|Posted by jmazalian on May 9, 2012 at 10:40 PM|
"The path of least resistance describes the physical or metaphorical pathway that provides the least resistance to forward motion by a given object or entity, among a set of alternative paths. The concept is often used to describe why an object or entity takes a given path." - Wikipedia.
Let's discuss the Tibia. That's the shin bone or to be more medically astute, your leg. When you walk, run, or land from a jump, the tibia needs to go somewher: forward. Now according to the laws of physics it will only go forward if that's the path of least resistance. In most cases it is. Now what if it wasn't. What if your calf muscles were so tight that they caused some resistance towards that forward path that was set for the tibia. Where's the tibia gonna go?
We discussed in the last post about Derek Rose and different possibilities why he blew out his knee. Let's take a different approach. Let us assume Mariano had nice strong Glute muscles and no feet problems. But what if he had these tight calf muscles from sitting in the bullpen the whole game, chewing on tobacco and seed, just waiting to come out and finish the game. His tibia would have to go somewhere when he was shagging fly balls in the outfield and landed with a career ending ACL and meniscus tear. The path of least resistance for Mariano's tibia must have been inwards instead of forward. And although Rivera has defied the laws of baseball by pitching lights out at such an old age, one can never defy the laws of physics.

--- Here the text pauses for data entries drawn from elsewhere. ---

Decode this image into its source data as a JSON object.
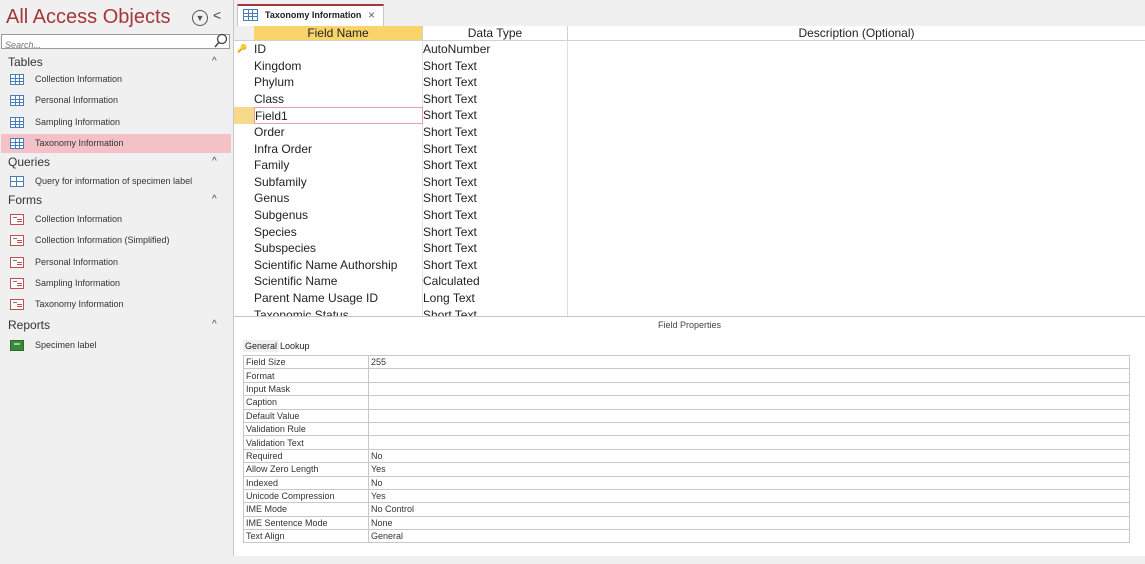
{
  "nav": {
    "title": "All Access Objects",
    "search_placeholder": "Search...",
    "groups": [
      {
        "label": "Tables",
        "items": [
          "Collection Information",
          "Personal Information",
          "Sampling Information",
          "Taxonomy Information"
        ]
      },
      {
        "label": "Queries",
        "items": [
          "Query for information of specimen label"
        ]
      },
      {
        "label": "Forms",
        "items": [
          "Collection Information",
          "Collection Information (Simplified)",
          "Personal Information",
          "Sampling Information",
          "Taxonomy Information"
        ]
      },
      {
        "label": "Reports",
        "items": [
          "Specimen label"
        ]
      }
    ],
    "selected_item": "Taxonomy Information"
  },
  "tab": {
    "title": "Taxonomy Information",
    "close": "×"
  },
  "grid": {
    "headers": {
      "field": "Field Name",
      "type": "Data Type",
      "desc": "Description (Optional)"
    },
    "rows": [
      {
        "name": "ID",
        "type": "AutoNumber"
      },
      {
        "name": "Kingdom",
        "type": "Short Text"
      },
      {
        "name": "Phylum",
        "type": "Short Text"
      },
      {
        "name": "Class",
        "type": "Short Text"
      },
      {
        "name": "Field1",
        "type": "Short Text"
      },
      {
        "name": "Order",
        "type": "Short Text"
      },
      {
        "name": "Infra Order",
        "type": "Short Text"
      },
      {
        "name": "Family",
        "type": "Short Text"
      },
      {
        "name": "Subfamily",
        "type": "Short Text"
      },
      {
        "name": "Genus",
        "type": "Short Text"
      },
      {
        "name": "Subgenus",
        "type": "Short Text"
      },
      {
        "name": "Species",
        "type": "Short Text"
      },
      {
        "name": "Subspecies",
        "type": "Short Text"
      },
      {
        "name": "Scientific Name Authorship",
        "type": "Short Text"
      },
      {
        "name": "Scientific Name",
        "type": "Calculated"
      },
      {
        "name": "Parent Name Usage ID",
        "type": "Long Text"
      },
      {
        "name": "Taxonomic Status",
        "type": "Short Text"
      }
    ]
  },
  "props": {
    "caption": "Field Properties",
    "tabs": [
      "General",
      "Lookup"
    ],
    "rows": [
      {
        "label": "Field Size",
        "value": "255"
      },
      {
        "label": "Format",
        "value": ""
      },
      {
        "label": "Input Mask",
        "value": ""
      },
      {
        "label": "Caption",
        "value": ""
      },
      {
        "label": "Default Value",
        "value": ""
      },
      {
        "label": "Validation Rule",
        "value": ""
      },
      {
        "label": "Validation Text",
        "value": ""
      },
      {
        "label": "Required",
        "value": "No"
      },
      {
        "label": "Allow Zero Length",
        "value": "Yes"
      },
      {
        "label": "Indexed",
        "value": "No"
      },
      {
        "label": "Unicode Compression",
        "value": "Yes"
      },
      {
        "label": "IME Mode",
        "value": "No Control"
      },
      {
        "label": "IME Sentence Mode",
        "value": "None"
      },
      {
        "label": "Text Align",
        "value": "General"
      }
    ]
  }
}
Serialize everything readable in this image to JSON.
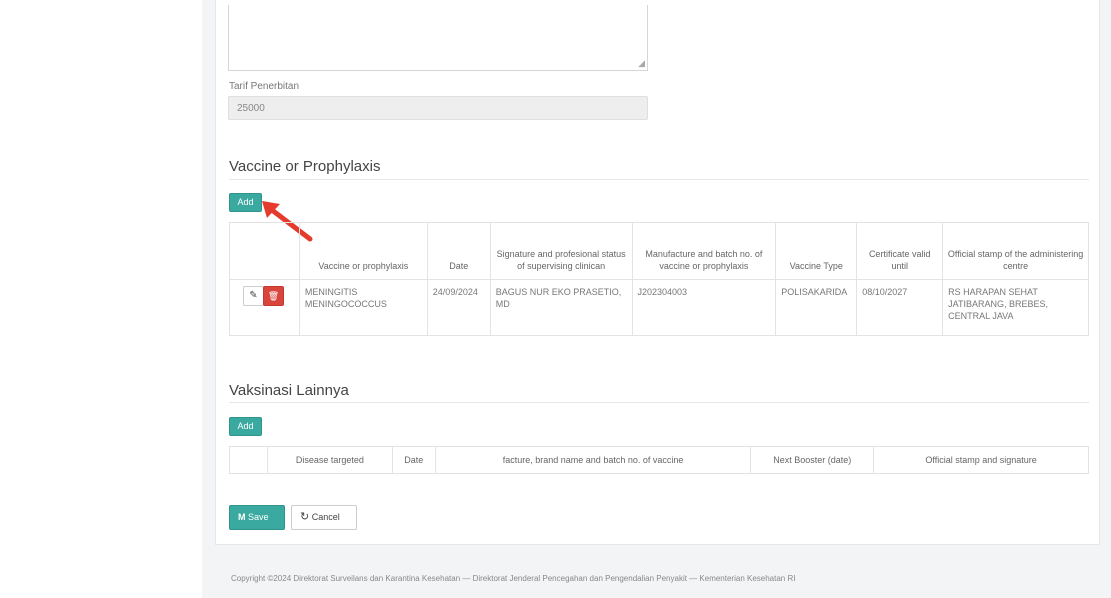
{
  "tarif": {
    "label": "Tarif Penerbitan",
    "value": "25000"
  },
  "vaccine_section": {
    "title": "Vaccine or Prophylaxis",
    "add_label": "Add",
    "columns": [
      "",
      "Vaccine or prophylaxis",
      "Date",
      "Signature and profesional status of supervising clinican",
      "Manufacture and batch no. of vaccine or prophylaxis",
      "Vaccine Type",
      "Certificate valid until",
      "Official stamp of the administering centre"
    ],
    "rows": [
      {
        "vaccine": "MENINGITIS MENINGOCOCCUS",
        "date": "24/09/2024",
        "clinician": "BAGUS NUR EKO PRASETIO, MD",
        "batch": "J202304003",
        "type": "POLISAKARIDA",
        "valid_until": "08/10/2027",
        "stamp": "RS HARAPAN SEHAT JATIBARANG, BREBES, CENTRAL JAVA"
      }
    ],
    "edit_icon": "edit-icon",
    "delete_icon": "trash-icon"
  },
  "other_section": {
    "title": "Vaksinasi Lainnya",
    "add_label": "Add",
    "columns": [
      "",
      "Disease targeted",
      "Date",
      "facture, brand name and batch no. of vaccine",
      "Next Booster (date)",
      "Official stamp and signature"
    ]
  },
  "actions": {
    "save_label": "Save",
    "cancel_label": "Cancel"
  },
  "footer": "Copyright ©2024 Direktorat Surveilans dan Karantina Kesehatan — Direktorat Jenderal Pencegahan dan Pengendalian Penyakit — Kementerian Kesehatan RI",
  "colors": {
    "primary": "#3aa99f",
    "danger": "#d9453c",
    "annotation_arrow": "#e53b2c"
  }
}
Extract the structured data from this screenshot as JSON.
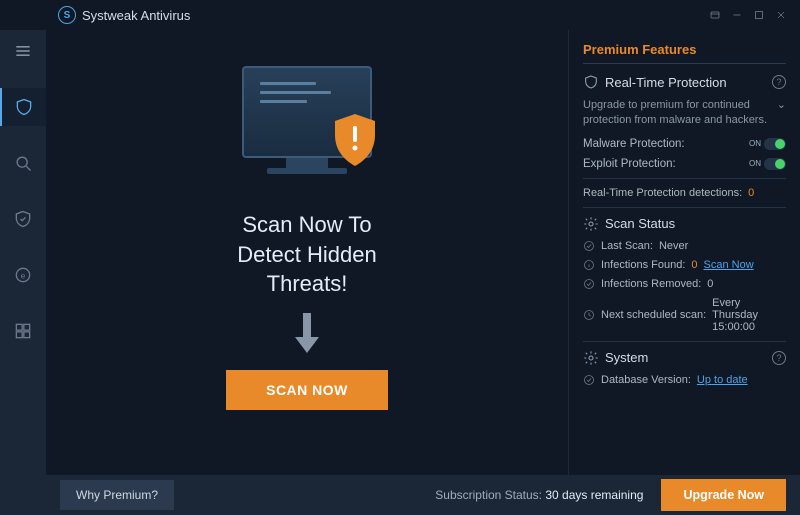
{
  "titlebar": {
    "app_name": "Systweak Antivirus"
  },
  "center": {
    "headline_l1": "Scan Now To",
    "headline_l2": "Detect Hidden",
    "headline_l3": "Threats!",
    "scan_button": "SCAN NOW"
  },
  "right": {
    "title": "Premium Features",
    "rtp": {
      "heading": "Real-Time Protection",
      "desc": "Upgrade to premium for continued protection from malware and hackers.",
      "malware_label": "Malware Protection:",
      "exploit_label": "Exploit Protection:",
      "on_text": "ON",
      "detections_label": "Real-Time Protection detections:",
      "detections_value": "0"
    },
    "scan": {
      "heading": "Scan Status",
      "last_scan_label": "Last Scan:",
      "last_scan_value": "Never",
      "infections_found_label": "Infections Found:",
      "infections_found_value": "0",
      "scan_now_link": "Scan Now",
      "infections_removed_label": "Infections Removed:",
      "infections_removed_value": "0",
      "next_label": "Next scheduled scan:",
      "next_value": "Every Thursday 15:00:00"
    },
    "system": {
      "heading": "System",
      "db_label": "Database Version:",
      "db_value": "Up to date"
    }
  },
  "footer": {
    "why_premium": "Why Premium?",
    "sub_label": "Subscription Status:",
    "sub_value": "30 days remaining",
    "upgrade": "Upgrade Now"
  }
}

Don't Get It? Try this:
Stand with feet hip width apart. Slowly stary to bend down like your faking going down an elevator. Do you get stuck at a certain point? You feel tightness in the back of your legs? Maybe you and Mariano should start stretching together.
Categories: Sports Injuries